BEC-BCS crossover in a system of microcavity polaritons

Jonathan Keeling MIT

Recently, microcavity polaritons have been studied as a possible
candidate for observation of Bose Condensation of quasiparticles in
solid state systems.

Such systems consist of planar microcavities containing quantum
wells, in which the quantum-well excitons are strongly coupled to the
confined photon modes, leading to new quasi-particles: microcavity
polaritons. Because of the photonic component, these particles
have a low effective mass, which suggests that condensation may be
possible at elevated temperatures.

After introducing these systems, and providing a brief review of the
results of experiments looking for condensation, I will explain how
including internal structure of polaritons modifies the phase
boundary. While at low densities the transition temperature is
controlled by the effective mass; at higher, yet experimentally
accessible densities, the phase transition becomes more
mean-field-like, and the critical temperature is instead given by a
BCS-like form.

Keeling et al. Phys.

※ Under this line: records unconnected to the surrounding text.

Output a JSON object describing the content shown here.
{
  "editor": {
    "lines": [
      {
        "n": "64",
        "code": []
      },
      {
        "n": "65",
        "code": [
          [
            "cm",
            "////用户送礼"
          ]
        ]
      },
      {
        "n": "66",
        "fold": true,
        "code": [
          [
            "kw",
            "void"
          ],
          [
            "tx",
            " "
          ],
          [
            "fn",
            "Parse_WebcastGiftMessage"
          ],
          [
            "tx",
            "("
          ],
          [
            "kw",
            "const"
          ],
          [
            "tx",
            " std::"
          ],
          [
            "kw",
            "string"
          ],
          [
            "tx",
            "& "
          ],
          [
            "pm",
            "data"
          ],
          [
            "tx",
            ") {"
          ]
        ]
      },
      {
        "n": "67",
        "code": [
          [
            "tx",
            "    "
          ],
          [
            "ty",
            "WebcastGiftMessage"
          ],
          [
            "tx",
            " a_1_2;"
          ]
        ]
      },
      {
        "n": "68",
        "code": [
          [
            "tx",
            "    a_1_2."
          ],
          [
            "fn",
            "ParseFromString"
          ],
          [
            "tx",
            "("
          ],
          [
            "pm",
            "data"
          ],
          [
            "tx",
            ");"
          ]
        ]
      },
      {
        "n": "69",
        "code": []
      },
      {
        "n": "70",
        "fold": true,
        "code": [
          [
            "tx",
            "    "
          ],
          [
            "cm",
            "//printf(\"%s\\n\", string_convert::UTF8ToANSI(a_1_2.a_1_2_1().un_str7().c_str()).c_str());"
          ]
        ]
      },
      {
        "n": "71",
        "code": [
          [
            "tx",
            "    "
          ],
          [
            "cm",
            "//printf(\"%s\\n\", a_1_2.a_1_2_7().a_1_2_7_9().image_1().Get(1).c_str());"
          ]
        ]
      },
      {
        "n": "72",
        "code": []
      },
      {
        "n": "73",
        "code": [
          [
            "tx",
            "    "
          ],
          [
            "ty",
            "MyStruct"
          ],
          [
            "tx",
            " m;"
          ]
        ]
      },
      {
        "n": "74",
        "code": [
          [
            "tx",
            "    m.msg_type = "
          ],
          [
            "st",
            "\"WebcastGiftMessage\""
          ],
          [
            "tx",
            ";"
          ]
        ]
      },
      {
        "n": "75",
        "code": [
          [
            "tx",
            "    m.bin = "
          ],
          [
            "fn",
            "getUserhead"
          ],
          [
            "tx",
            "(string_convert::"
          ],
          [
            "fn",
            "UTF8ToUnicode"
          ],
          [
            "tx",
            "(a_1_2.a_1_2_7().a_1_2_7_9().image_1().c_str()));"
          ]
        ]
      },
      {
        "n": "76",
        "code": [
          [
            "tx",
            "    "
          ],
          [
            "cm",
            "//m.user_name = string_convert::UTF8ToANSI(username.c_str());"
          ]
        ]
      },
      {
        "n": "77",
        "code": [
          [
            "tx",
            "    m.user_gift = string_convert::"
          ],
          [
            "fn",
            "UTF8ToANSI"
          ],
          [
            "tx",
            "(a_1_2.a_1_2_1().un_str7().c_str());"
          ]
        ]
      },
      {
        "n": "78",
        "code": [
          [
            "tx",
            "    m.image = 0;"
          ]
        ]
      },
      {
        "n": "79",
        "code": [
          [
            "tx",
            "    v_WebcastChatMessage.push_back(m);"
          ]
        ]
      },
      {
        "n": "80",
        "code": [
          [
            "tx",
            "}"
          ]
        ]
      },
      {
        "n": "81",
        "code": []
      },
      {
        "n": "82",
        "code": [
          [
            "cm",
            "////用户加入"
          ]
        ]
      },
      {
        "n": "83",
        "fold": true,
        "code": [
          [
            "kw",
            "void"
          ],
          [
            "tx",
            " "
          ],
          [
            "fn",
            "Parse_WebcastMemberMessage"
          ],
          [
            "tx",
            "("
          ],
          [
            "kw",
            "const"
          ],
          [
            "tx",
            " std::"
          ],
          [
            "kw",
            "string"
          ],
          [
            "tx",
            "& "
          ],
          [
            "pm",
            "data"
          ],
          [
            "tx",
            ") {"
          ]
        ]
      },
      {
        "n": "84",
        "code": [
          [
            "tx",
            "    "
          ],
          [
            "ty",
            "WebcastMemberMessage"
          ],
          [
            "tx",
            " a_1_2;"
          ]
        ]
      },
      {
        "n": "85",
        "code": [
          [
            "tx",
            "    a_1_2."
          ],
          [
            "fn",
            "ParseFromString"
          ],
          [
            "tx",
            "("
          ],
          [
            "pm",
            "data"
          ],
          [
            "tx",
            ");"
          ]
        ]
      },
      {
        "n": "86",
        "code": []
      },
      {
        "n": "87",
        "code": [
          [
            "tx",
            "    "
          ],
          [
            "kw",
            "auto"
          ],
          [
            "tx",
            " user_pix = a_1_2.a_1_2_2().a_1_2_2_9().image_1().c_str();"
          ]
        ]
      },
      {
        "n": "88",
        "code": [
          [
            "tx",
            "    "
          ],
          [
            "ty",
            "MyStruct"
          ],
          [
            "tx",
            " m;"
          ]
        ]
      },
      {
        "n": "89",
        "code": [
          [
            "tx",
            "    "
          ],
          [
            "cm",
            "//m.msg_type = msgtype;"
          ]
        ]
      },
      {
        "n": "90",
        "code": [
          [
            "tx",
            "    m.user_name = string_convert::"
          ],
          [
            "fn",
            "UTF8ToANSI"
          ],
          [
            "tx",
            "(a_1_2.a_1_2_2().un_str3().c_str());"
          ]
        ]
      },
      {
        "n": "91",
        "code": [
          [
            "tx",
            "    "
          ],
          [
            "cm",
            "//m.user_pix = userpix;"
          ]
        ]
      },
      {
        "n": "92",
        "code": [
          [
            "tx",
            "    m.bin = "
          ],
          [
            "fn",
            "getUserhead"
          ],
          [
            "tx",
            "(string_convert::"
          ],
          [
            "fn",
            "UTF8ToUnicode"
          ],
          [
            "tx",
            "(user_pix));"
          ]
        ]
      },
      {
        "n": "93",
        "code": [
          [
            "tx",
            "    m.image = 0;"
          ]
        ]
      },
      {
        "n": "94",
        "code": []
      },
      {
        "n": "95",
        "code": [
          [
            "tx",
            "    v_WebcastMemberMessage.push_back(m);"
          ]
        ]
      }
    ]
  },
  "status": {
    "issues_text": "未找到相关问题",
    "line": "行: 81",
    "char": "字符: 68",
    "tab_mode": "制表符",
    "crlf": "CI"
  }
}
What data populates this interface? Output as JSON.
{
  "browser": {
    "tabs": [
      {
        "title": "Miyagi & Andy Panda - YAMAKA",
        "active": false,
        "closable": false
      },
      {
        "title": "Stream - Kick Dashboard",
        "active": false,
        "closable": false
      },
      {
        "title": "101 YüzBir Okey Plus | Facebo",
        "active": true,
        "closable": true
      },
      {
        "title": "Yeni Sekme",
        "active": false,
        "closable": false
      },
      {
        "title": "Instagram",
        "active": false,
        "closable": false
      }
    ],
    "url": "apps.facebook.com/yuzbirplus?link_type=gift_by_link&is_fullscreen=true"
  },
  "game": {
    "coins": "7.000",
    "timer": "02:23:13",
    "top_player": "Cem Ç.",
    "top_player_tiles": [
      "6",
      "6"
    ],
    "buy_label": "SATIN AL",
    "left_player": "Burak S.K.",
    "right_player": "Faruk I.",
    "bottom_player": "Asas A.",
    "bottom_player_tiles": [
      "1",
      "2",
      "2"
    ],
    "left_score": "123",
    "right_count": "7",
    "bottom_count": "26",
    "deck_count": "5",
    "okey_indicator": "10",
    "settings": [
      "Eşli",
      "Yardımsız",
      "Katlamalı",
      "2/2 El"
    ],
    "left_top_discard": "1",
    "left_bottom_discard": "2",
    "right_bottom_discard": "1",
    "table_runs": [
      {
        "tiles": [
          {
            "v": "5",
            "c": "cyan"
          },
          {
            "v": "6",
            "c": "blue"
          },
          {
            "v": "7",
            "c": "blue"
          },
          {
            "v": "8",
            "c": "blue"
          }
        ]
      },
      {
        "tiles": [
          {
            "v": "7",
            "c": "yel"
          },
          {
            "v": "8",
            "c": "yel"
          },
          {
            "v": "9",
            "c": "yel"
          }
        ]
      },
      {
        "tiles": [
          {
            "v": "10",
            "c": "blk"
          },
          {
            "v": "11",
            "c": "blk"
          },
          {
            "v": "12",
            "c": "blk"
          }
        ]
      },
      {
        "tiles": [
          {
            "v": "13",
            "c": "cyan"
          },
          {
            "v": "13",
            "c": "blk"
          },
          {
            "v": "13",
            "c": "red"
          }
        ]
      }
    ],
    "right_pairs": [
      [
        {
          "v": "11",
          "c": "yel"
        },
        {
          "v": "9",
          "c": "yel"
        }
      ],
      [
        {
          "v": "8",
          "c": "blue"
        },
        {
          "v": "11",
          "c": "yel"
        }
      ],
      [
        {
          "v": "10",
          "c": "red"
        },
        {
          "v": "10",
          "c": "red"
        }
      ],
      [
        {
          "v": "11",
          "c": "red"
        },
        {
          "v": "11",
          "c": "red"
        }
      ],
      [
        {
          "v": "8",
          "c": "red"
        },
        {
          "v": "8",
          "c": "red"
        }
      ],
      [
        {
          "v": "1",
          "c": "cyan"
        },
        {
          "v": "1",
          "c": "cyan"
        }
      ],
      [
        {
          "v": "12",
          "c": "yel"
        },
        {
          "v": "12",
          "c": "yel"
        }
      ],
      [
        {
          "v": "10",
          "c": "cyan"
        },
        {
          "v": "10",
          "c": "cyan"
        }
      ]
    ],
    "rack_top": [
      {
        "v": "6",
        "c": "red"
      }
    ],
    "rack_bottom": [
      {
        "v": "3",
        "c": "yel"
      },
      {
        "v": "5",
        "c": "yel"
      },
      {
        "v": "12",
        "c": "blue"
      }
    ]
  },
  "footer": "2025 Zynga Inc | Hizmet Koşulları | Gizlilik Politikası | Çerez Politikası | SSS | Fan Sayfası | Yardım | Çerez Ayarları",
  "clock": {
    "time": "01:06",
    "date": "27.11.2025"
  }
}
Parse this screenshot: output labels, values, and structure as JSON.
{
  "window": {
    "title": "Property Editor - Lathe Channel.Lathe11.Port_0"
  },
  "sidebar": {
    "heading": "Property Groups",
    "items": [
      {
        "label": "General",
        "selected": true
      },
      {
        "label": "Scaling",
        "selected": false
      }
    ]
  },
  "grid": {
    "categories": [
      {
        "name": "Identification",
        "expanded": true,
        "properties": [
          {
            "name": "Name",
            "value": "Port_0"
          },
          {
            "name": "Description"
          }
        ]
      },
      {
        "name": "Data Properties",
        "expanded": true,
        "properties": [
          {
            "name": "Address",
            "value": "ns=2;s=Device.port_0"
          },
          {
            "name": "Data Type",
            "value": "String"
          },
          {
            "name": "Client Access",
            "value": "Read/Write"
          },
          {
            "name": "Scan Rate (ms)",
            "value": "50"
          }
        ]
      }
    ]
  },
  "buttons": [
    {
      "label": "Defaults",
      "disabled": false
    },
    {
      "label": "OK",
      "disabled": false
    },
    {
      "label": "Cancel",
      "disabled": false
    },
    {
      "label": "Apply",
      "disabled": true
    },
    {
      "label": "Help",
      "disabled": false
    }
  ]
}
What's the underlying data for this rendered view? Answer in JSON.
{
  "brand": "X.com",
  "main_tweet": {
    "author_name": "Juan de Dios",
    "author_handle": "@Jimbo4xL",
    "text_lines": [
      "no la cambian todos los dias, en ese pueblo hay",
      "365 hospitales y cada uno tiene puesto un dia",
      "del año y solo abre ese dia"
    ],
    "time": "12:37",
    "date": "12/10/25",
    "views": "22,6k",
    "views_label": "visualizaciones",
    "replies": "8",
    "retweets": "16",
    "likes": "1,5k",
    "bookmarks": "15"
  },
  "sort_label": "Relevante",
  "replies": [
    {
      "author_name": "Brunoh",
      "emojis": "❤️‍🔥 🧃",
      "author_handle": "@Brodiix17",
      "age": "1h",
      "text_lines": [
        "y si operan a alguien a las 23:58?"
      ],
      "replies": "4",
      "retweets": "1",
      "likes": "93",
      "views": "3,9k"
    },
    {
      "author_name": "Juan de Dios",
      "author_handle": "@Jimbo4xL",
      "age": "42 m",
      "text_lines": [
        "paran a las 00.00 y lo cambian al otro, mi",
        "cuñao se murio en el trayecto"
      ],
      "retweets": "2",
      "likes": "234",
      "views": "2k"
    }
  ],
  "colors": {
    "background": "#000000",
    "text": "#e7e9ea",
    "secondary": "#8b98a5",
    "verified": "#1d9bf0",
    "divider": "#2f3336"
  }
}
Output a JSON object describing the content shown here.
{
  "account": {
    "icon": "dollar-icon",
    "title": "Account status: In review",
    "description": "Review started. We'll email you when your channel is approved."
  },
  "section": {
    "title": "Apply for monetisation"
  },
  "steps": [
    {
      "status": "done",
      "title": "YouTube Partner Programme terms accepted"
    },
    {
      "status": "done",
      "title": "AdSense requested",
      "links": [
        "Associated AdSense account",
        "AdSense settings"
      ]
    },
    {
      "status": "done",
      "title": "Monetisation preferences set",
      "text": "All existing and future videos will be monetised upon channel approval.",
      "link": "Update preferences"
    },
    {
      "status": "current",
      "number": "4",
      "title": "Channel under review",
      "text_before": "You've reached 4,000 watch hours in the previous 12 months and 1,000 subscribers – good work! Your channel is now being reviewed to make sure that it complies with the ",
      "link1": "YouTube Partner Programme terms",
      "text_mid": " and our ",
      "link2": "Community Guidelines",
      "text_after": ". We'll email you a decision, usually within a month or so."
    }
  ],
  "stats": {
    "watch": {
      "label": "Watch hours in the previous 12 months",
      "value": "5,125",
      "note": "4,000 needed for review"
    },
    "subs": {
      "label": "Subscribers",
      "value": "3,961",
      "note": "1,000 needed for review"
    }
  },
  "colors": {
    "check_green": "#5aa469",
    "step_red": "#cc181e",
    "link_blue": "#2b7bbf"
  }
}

Rev. Lett. 93 226403 (2004)
Keeling et al. Phys. Rev. B. 72 115320 (2005)